Every Sunday, 11-year-old Jeremy left his home and walked to church. But he didn’t tell his family goodbye and walk boldly out the front door. Instead, he sneaked out of his bedroom window.

A Messy Life
Jeremy’s mother and stepfather drank a lot of alcohol and often came home drunk. He had no birth certificate or identification telling who he was, because his birth father never registered his birth. “My home was always messy, and my family was always fighting and arguing,” said Jeremy. He finally dropped out of school because he couldn’t concentrate on studying.

Finding Joy
Church gave him hope. “I just loved it,” he said. “It was the only thing that brought me joy.” However, after he gave his life to Jesus, he kept his new faith a secret, because his family was Muslim.

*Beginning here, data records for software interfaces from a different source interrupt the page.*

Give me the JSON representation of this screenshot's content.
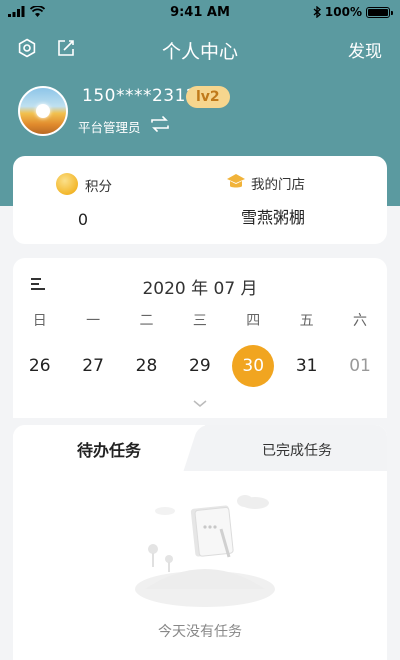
{
  "status_bar": {
    "time": "9:41 AM",
    "battery_text": "100%",
    "battery_level": 1.0
  },
  "nav": {
    "title": "个人中心",
    "discover": "发现"
  },
  "profile": {
    "phone": "150****2312",
    "level": "lv2",
    "role": "平台管理员"
  },
  "info": {
    "points_label": "积分",
    "points_value": "0",
    "store_label": "我的门店",
    "store_name": "雪燕粥棚"
  },
  "calendar": {
    "title": "2020 年 07 月",
    "weekdays": [
      "日",
      "一",
      "二",
      "三",
      "四",
      "五",
      "六"
    ],
    "days": [
      "26",
      "27",
      "28",
      "29",
      "30",
      "31",
      "01"
    ],
    "selected_day": "30"
  },
  "tasks": {
    "tab_pending": "待办任务",
    "tab_completed": "已完成任务",
    "empty_text": "今天没有任务"
  },
  "colors": {
    "header": "#5b9aa0",
    "accent": "#f1a520",
    "badge_bg": "#f6d68e"
  }
}
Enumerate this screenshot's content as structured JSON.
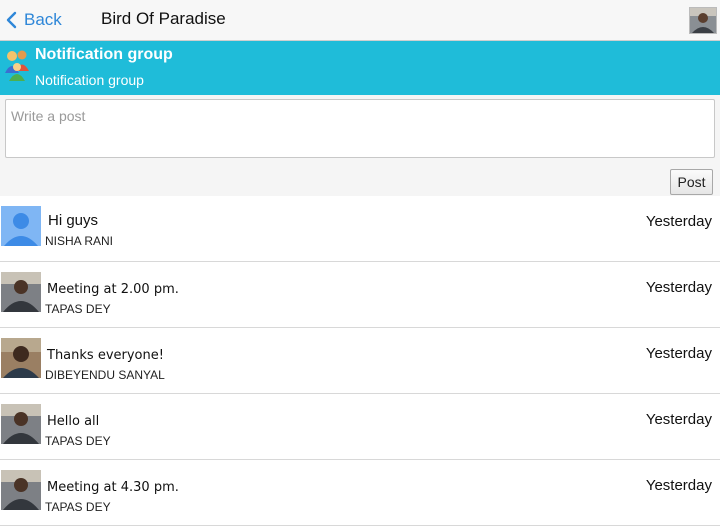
{
  "header": {
    "back_label": "Back",
    "title": "Bird Of Paradise"
  },
  "group": {
    "name": "Notification group",
    "description": "Notification group"
  },
  "composer": {
    "placeholder": "Write a post",
    "post_label": "Post"
  },
  "posts": [
    {
      "text": "Hi guys",
      "author": "NISHA RANI",
      "time": "Yesterday",
      "avatar": "default-person"
    },
    {
      "text": "Meeting at 2.00 pm.",
      "author": "TAPAS DEY",
      "time": "Yesterday",
      "avatar": "photo"
    },
    {
      "text": "Thanks everyone!",
      "author": "DIBEYENDU SANYAL",
      "time": "Yesterday",
      "avatar": "photo"
    },
    {
      "text": "Hello all",
      "author": "TAPAS DEY",
      "time": "Yesterday",
      "avatar": "photo"
    },
    {
      "text": "Meeting at 4.30 pm.",
      "author": "TAPAS DEY",
      "time": "Yesterday",
      "avatar": "photo"
    }
  ],
  "colors": {
    "accent": "#1fbcd9",
    "link": "#2f87d8"
  }
}
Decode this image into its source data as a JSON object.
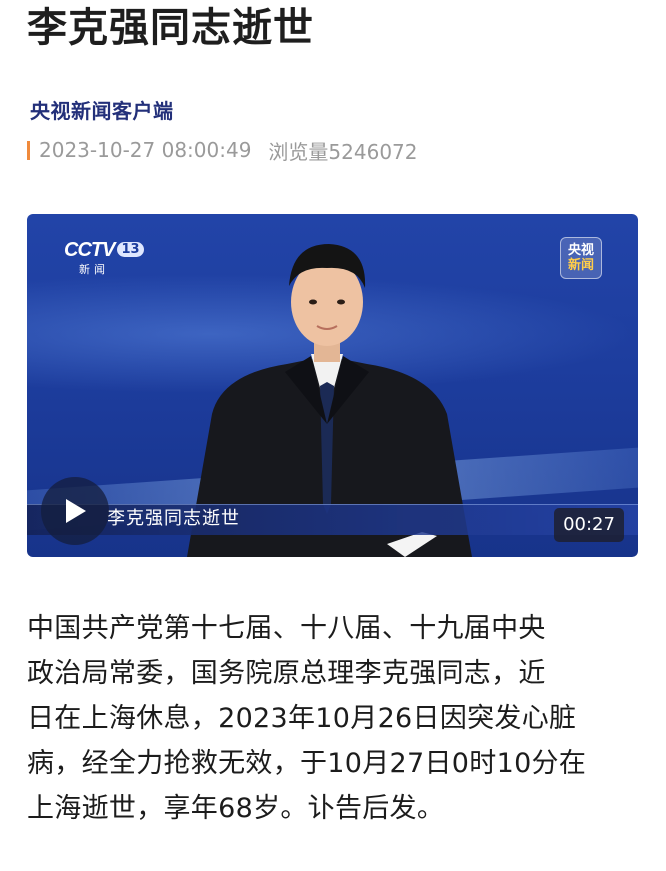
{
  "article": {
    "title": "李克强同志逝世",
    "source": "央视新闻客户端",
    "datetime": "2023-10-27 08:00:49",
    "views_label": "浏览量5246072",
    "body_lines": [
      "中国共产党第十七届、十八届、十九届中央",
      "政治局常委，国务院原总理李克强同志，近",
      "日在上海休息，2023年10月26日因突发心脏",
      "病，经全力抢救无效，于10月27日0时10分在",
      "上海逝世，享年68岁。讣告后发。"
    ]
  },
  "video": {
    "channel_logo": "CCTV",
    "channel_number": "13",
    "channel_sub": "新闻",
    "badge_line1": "央视",
    "badge_line2": "新闻",
    "caption": "李克强同志逝世",
    "duration": "00:27",
    "play_icon": "play-icon"
  },
  "colors": {
    "source": "#23307a",
    "meta_accent": "#f08a3c",
    "meta_text": "#9a9a9a",
    "video_bg": "#1d3d9e"
  }
}
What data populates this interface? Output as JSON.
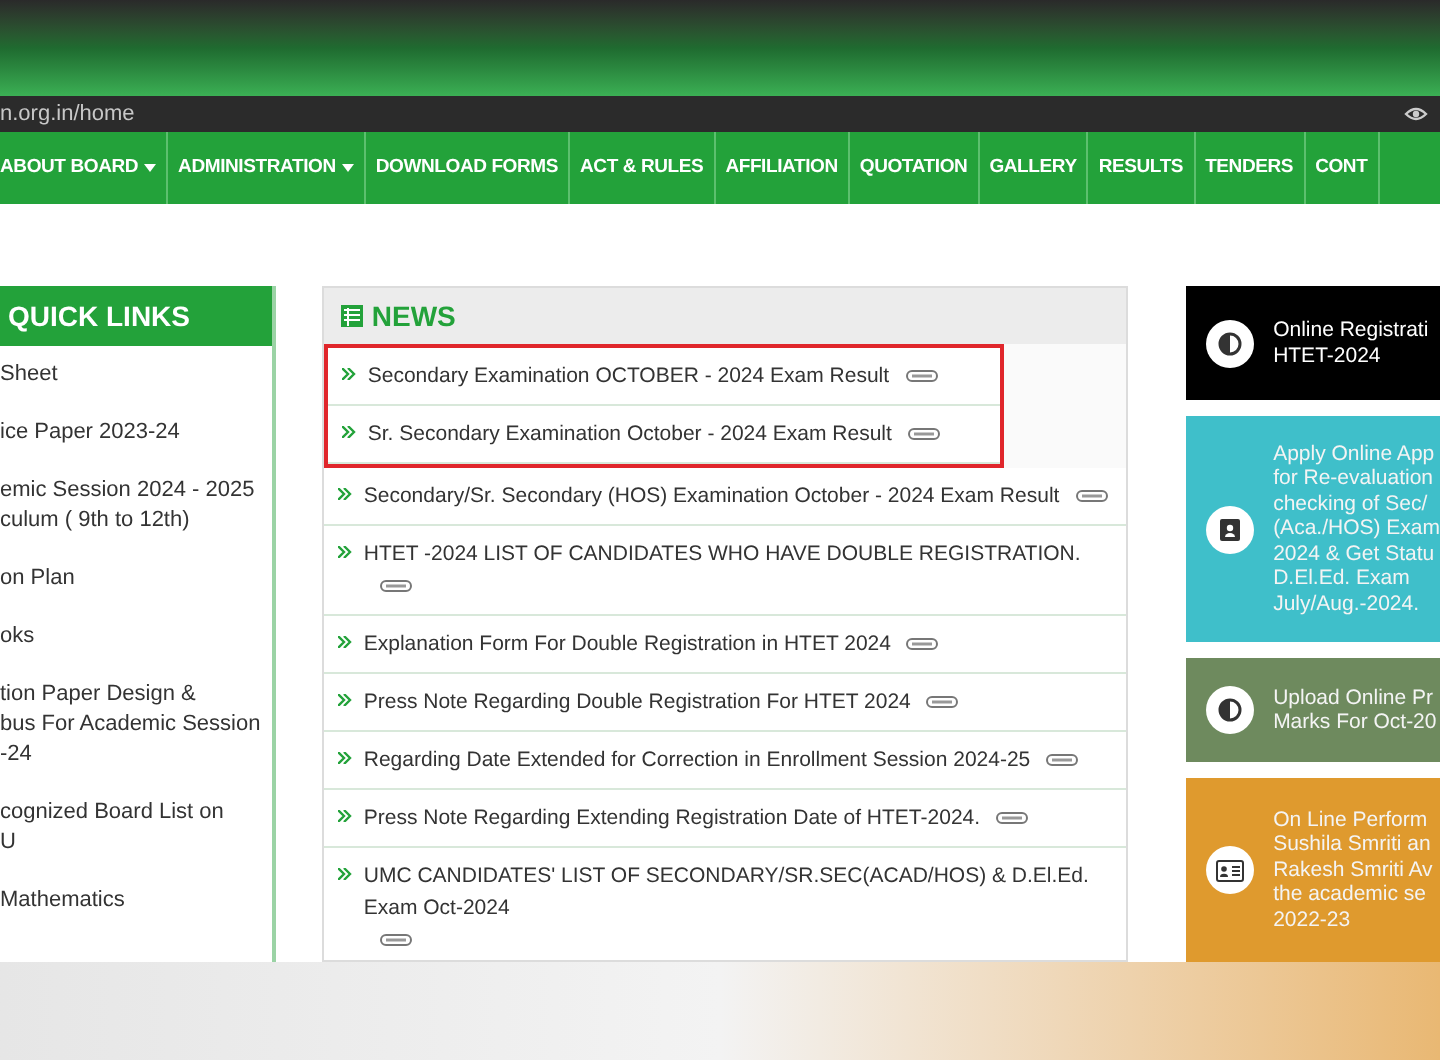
{
  "address_bar": {
    "url": "n.org.in/home"
  },
  "nav": [
    {
      "label": "ABOUT BOARD",
      "dropdown": true
    },
    {
      "label": "ADMINISTRATION",
      "dropdown": true
    },
    {
      "label": "DOWNLOAD FORMS",
      "dropdown": false
    },
    {
      "label": "ACT & RULES",
      "dropdown": false
    },
    {
      "label": "AFFILIATION",
      "dropdown": false
    },
    {
      "label": "QUOTATION",
      "dropdown": false
    },
    {
      "label": "GALLERY",
      "dropdown": false
    },
    {
      "label": "RESULTS",
      "dropdown": false
    },
    {
      "label": "TENDERS",
      "dropdown": false
    },
    {
      "label": "CONT",
      "dropdown": false
    }
  ],
  "quick_links": {
    "title": "QUICK LINKS",
    "items": [
      {
        "lines": [
          "Sheet"
        ]
      },
      {
        "lines": [
          "ice Paper 2023-24"
        ]
      },
      {
        "lines": [
          "emic Session 2024 - 2025",
          "culum ( 9th to 12th)"
        ]
      },
      {
        "lines": [
          "on Plan"
        ]
      },
      {
        "lines": [
          "oks"
        ]
      },
      {
        "lines": [
          "tion Paper Design &",
          "bus For Academic Session",
          "-24"
        ]
      },
      {
        "lines": [
          "cognized Board List on",
          "U"
        ]
      },
      {
        "lines": [
          "Mathematics"
        ]
      }
    ]
  },
  "news": {
    "title": "NEWS",
    "items": [
      {
        "text": "Secondary Examination OCTOBER - 2024 Exam Result",
        "highlighted": true
      },
      {
        "text": "Sr. Secondary Examination October - 2024 Exam Result",
        "highlighted": true
      },
      {
        "text": "Secondary/Sr. Secondary (HOS) Examination October - 2024 Exam Result",
        "highlighted": false
      },
      {
        "text": "HTET -2024 LIST OF CANDIDATES WHO HAVE DOUBLE REGISTRATION.",
        "highlighted": false
      },
      {
        "text": "Explanation Form For Double Registration in HTET 2024",
        "highlighted": false
      },
      {
        "text": "Press Note Regarding Double Registration For HTET 2024",
        "highlighted": false
      },
      {
        "text": "Regarding Date Extended for Correction in Enrollment Session 2024-25",
        "highlighted": false
      },
      {
        "text": "Press Note Regarding Extending Registration Date of HTET-2024.",
        "highlighted": false
      },
      {
        "text": "UMC CANDIDATES' LIST OF SECONDARY/SR.SEC(ACAD/HOS) & D.El.Ed. Exam Oct-2024",
        "highlighted": false
      }
    ]
  },
  "notice_cards": [
    {
      "color": "#000000",
      "kind": "half-circle",
      "lines": [
        "Online Registrati",
        "HTET-2024"
      ]
    },
    {
      "color": "#3fbfca",
      "kind": "contact-book",
      "lines": [
        "Apply Online App",
        "for Re-evaluation",
        "checking of Sec/",
        "(Aca./HOS) Exam",
        "2024 & Get Statu",
        "D.El.Ed. Exam",
        "July/Aug.-2024."
      ]
    },
    {
      "color": "#6e8a5e",
      "kind": "half-circle",
      "lines": [
        "Upload Online Pr",
        "Marks For Oct-20"
      ]
    },
    {
      "color": "#df9a2e",
      "kind": "id-card",
      "lines": [
        "On Line Perform",
        "Sushila Smriti an",
        "Rakesh Smriti Av",
        "the academic se",
        "2022-23"
      ]
    }
  ]
}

But his family discovered his secret and sealed his bedroom window. Jeremy considered running away from home. Instead, he decided to stay and to pray constantly for his family.

After a time, Jeremy moved in with his grandparents who knew he was a Christian. Sadly, his grandfather got sick and died. But, praise God, Jeremy led him to the Lord before his death.

Jeremy knows he still faces struggles in his life, but now he is hopeful for the future. “I want my whole family to come to know the Lord. That’s my longing,” said Jeremy.

(Source: VOM Australia.)

Read more about Christians in Malaysia in Bold Believers in Malaysia, available from the Downloads section.


Netherlands Kids Celebrate Teacher’s Birthday

(The story below comes from Stef, the children’s publication of SDOK, a ministry that is part of The Voice of the Martyrs’ family of missions. SDOK is in the Netherlands.)

Some elementary school students and their teacher at a Christian school in the Netherlands celebrated the teacher’s birthday in unique way. First the teacher arranged for someone to give a presentation at the school about persecuted Christians in Pakistan. Then the children raised money to give to SDOK for projects to help Pakistani Christians.

“We received a box to put the money in,” said Anne, one of the students. “I do odd jobs and often walk my dog, Tayla. Then I put the money that I earn in the box.”

What do you think of the class’s idea to honor their teacher by remembering persecuted Christians? (See Hebrews 13:3.)